So they reconvene the gamer group, this time adding (gasp) a girl.  The plot unfolds that these asshats don’t want women to be part of their horrible gamer group but they decide to play anyways.  The movie gives the guys credit for learning that it’s okay to play with girls and making an effort to play the game properly.  They give the girl credit for exploiting the rules to make a ridiculously over-powered character and actually trying to role-play instead of murdering peasants and treasure hoarding.  The Dungeon Master is both a terrible actor and a terrible character, but he’s friends with the filmmakers so he gets to be the “star.”  In addition to all of that, he’s a horrible Dungeon-Master: antagonistic to the players, exasperated, unimaginative, and he inserts himself into the game as a flawless Paladin.  He learns nothing, never improves his gaming skills, and effortlessly wins the girl despite being a humorless, personality-free little twerp.

Here’s a short list of the crimes against cinema that this film commits.  All of the characters are annoying butt-holes.  The story has no stakes, both in the fantasy campaign we see enacted that makes up the bulk of the film or the scenes of these knuckleheads role-playing.  What happens if the characters fail to win the quest?  Nothing.  And what happens to the gamers if they fail to win the quest?  Well, considering they already failed this quest once, I’m guessing nothing.  The very worst case scenario would be that they disband the gamer group, which would probably be a positive life decision for everyone involved considering how much time and emotional well-being is wrapped up in playing this game.

Dead Gentlemen Productions

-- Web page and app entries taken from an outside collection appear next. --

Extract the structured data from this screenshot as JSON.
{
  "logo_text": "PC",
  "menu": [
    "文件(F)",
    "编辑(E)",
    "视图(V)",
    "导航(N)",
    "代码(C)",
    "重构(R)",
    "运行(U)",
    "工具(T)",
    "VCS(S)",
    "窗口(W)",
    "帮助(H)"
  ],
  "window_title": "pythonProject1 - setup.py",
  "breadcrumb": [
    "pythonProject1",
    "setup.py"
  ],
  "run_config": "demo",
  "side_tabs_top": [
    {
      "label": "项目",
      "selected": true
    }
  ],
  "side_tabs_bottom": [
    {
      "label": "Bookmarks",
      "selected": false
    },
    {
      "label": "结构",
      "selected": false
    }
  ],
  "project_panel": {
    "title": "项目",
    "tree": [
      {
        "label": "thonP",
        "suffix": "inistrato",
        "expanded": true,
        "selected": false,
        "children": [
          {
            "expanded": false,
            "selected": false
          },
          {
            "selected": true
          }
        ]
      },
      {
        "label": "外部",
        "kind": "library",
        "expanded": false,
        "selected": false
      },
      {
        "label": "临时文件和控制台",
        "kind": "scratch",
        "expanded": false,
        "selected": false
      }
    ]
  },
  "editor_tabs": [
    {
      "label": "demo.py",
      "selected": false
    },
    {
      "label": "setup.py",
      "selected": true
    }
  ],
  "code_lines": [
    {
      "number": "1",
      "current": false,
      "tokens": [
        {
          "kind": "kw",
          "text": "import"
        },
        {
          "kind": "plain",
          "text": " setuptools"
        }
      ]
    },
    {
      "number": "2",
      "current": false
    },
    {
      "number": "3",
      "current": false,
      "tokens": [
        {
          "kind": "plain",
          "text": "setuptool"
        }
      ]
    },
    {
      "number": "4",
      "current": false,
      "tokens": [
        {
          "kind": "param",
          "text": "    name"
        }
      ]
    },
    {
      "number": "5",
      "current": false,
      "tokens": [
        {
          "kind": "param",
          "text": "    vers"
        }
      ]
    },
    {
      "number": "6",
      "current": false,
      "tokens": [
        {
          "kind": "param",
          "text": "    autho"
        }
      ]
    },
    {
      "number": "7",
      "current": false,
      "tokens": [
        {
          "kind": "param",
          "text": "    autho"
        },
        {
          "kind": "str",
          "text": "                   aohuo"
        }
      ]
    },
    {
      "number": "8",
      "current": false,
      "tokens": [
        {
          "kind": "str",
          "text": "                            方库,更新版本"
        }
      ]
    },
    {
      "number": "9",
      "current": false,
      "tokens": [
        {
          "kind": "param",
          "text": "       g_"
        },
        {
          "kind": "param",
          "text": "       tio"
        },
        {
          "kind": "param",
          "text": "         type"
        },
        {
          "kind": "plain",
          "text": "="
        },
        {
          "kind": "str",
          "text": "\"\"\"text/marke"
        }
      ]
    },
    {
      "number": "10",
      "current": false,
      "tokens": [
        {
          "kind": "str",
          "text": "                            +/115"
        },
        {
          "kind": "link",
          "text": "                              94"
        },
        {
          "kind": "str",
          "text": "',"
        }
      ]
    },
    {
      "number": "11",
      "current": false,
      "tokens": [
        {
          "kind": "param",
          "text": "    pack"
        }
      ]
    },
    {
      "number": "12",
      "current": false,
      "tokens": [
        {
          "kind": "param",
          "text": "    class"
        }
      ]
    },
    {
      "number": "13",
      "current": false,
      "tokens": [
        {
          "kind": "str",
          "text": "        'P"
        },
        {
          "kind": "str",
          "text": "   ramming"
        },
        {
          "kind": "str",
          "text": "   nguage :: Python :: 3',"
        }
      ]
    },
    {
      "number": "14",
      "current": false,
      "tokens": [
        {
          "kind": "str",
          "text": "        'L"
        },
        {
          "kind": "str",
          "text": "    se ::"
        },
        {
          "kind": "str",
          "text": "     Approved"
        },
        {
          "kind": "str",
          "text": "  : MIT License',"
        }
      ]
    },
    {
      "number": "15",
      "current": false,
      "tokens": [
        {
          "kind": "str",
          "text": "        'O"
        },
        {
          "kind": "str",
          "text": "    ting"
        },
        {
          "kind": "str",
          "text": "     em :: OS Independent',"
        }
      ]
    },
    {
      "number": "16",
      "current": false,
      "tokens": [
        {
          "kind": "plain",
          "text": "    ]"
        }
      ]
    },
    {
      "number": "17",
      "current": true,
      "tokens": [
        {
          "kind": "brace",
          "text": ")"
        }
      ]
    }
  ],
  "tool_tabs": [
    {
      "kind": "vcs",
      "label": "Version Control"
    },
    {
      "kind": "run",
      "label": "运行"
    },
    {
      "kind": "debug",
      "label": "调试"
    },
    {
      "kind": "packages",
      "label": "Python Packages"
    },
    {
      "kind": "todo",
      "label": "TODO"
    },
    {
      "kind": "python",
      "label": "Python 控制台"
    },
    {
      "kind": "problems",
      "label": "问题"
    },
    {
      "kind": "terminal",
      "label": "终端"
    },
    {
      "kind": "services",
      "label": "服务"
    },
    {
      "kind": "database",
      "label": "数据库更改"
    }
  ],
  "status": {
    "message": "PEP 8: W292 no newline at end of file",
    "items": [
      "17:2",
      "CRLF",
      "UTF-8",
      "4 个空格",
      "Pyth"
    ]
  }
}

But my biggest complaint about the movie is that, in addition to being terribly made and horribly unfunny, the premise is in direct conflict with any attempt at being a good movie.  The joke is that they’re not really excellent warriors and they’re not really in a fantasy world.  So the fight scenes are intentionally crappy and the world is intentionally cheap-looking.  There’s no money for good special effects, and so they are intentionally shoddy.  Death has no meaning, as there’s a running joke that the new Bard character dies a hundred times but still sticks around to finish the adventure.  Why should anybody outside of this small group of gamers and the actors portraying them give a good goddamn about any of this?

Watching this tedious mess was a testament to my patience.  The adventure stops to be reconvened the following week.  I couldn’t believe I was only 42 minutes in and there was still an hour left of this crap.  Seriously people, at 42 minutes this movie was already 20 minutes too long.  Then there’s a break for some ninja versus pirates cosplay and badly choreographed fighting.  “Everything’s better with pirates,” says one character.  Everything except this movie.


I’m half-embarrassed that I could follow the story at all considering the nerdiness required.  There’s some jokes about Dungeons and Dragons rules, so that’s pretty obscure.  Then there’s jokes about role-players who abuse the rules.  That’s really obscure.  And finally it seems to be making fun of some dork’s role-playing campaign, which seems too hyper-specific to spend any amount of money making a feature film about.  What is the point of this movie?  The main observations are that role-players are the worst human beings, that these games are inherently silly, and finally that girls can be good gamers, too.  The first conceit isn’t funny, the second is insulting, and the third is obvious to even the dimmest of bulbs.  So I ask again, what is the point of this movie?  I will suggest that if a viewer is spending any time pondering the point of a movie even existing then your movie has failed catastrophically.

This really should have been a short sketch that is shown only at Role-Playing conventions and never to be inflicted on people with a streaming service and a passion for watching trash films.

By Channing Kapin

I am a professional writer living in Van Nuys, CA. I have spent the last 20 years honing my sarcasm writing for the internet. I have two cats, a dog and an imaginary hairless mole rat.